## What you will do
Please restate each entry word for word and leave the pictures out.

(Saved data entries)
+++

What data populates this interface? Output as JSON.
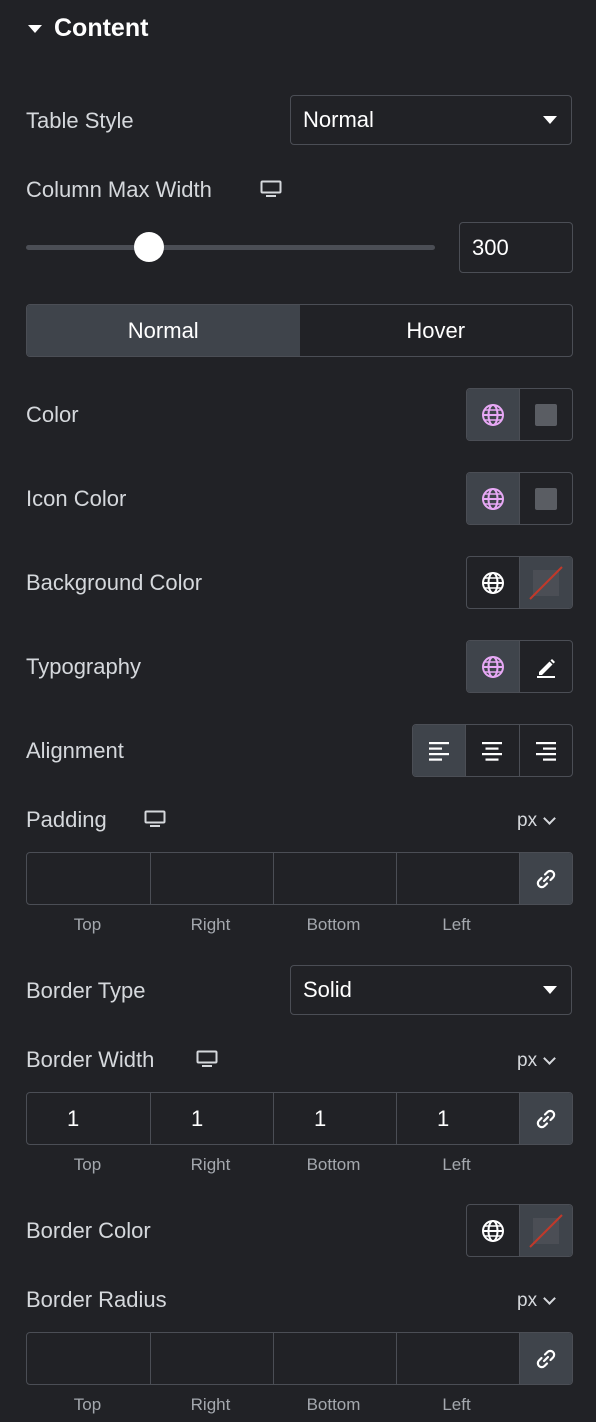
{
  "section": {
    "title": "Content"
  },
  "table_style": {
    "label": "Table Style",
    "value": "Normal"
  },
  "column_max_width": {
    "label": "Column Max Width",
    "value": "300",
    "slider_fraction": 0.3
  },
  "state_tabs": {
    "normal": "Normal",
    "hover": "Hover",
    "active": "Normal"
  },
  "color": {
    "label": "Color"
  },
  "icon_color": {
    "label": "Icon Color"
  },
  "background_color": {
    "label": "Background Color"
  },
  "typography": {
    "label": "Typography"
  },
  "alignment": {
    "label": "Alignment",
    "options": [
      "left",
      "center",
      "right"
    ],
    "selected": "left"
  },
  "padding": {
    "label": "Padding",
    "unit": "px",
    "values": {
      "top": "",
      "right": "",
      "bottom": "",
      "left": ""
    },
    "labels": {
      "top": "Top",
      "right": "Right",
      "bottom": "Bottom",
      "left": "Left"
    }
  },
  "border_type": {
    "label": "Border Type",
    "value": "Solid"
  },
  "border_width": {
    "label": "Border Width",
    "unit": "px",
    "values": {
      "top": "1",
      "right": "1",
      "bottom": "1",
      "left": "1"
    },
    "labels": {
      "top": "Top",
      "right": "Right",
      "bottom": "Bottom",
      "left": "Left"
    }
  },
  "border_color": {
    "label": "Border Color"
  },
  "border_radius": {
    "label": "Border Radius",
    "unit": "px",
    "values": {
      "top": "",
      "right": "",
      "bottom": "",
      "left": ""
    },
    "labels": {
      "top": "Top",
      "right": "Right",
      "bottom": "Bottom",
      "left": "Left"
    }
  },
  "colors": {
    "panel_bg": "#212226",
    "active_bg": "#3f444b",
    "border": "#4b4e55",
    "global_icon_active": "#e7a8f5",
    "swatch": "#5a5d63",
    "none_slash": "#c0392b"
  }
}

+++

## Problem solution
What data populates this interface? Output as JSON.
{
  "section": {
    "title": "Content"
  },
  "table_style": {
    "label": "Table Style",
    "value": "Normal"
  },
  "column_max_width": {
    "label": "Column Max Width",
    "value": "300",
    "slider_fraction": 0.3
  },
  "state_tabs": {
    "normal": "Normal",
    "hover": "Hover",
    "active": "Normal"
  },
  "color": {
    "label": "Color"
  },
  "icon_color": {
    "label": "Icon Color"
  },
  "background_color": {
    "label": "Background Color"
  },
  "typography": {
    "label": "Typography"
  },
  "alignment": {
    "label": "Alignment",
    "options": [
      "left",
      "center",
      "right"
    ],
    "selected": "left"
  },
  "padding": {
    "label": "Padding",
    "unit": "px",
    "values": {
      "top": "",
      "right": "",
      "bottom": "",
      "left": ""
    },
    "labels": {
      "top": "Top",
      "right": "Right",
      "bottom": "Bottom",
      "left": "Left"
    }
  },
  "border_type": {
    "label": "Border Type",
    "value": "Solid"
  },
  "border_width": {
    "label": "Border Width",
    "unit": "px",
    "values": {
      "top": "1",
      "right": "1",
      "bottom": "1",
      "left": "1"
    },
    "labels": {
      "top": "Top",
      "right": "Right",
      "bottom": "Bottom",
      "left": "Left"
    }
  },
  "border_color": {
    "label": "Border Color"
  },
  "border_radius": {
    "label": "Border Radius",
    "unit": "px",
    "values": {
      "top": "",
      "right": "",
      "bottom": "",
      "left": ""
    },
    "labels": {
      "top": "Top",
      "right": "Right",
      "bottom": "Bottom",
      "left": "Left"
    }
  },
  "colors": {
    "panel_bg": "#212226",
    "active_bg": "#3f444b",
    "border": "#4b4e55",
    "global_icon_active": "#e7a8f5",
    "swatch": "#5a5d63",
    "none_slash": "#c0392b"
  }
}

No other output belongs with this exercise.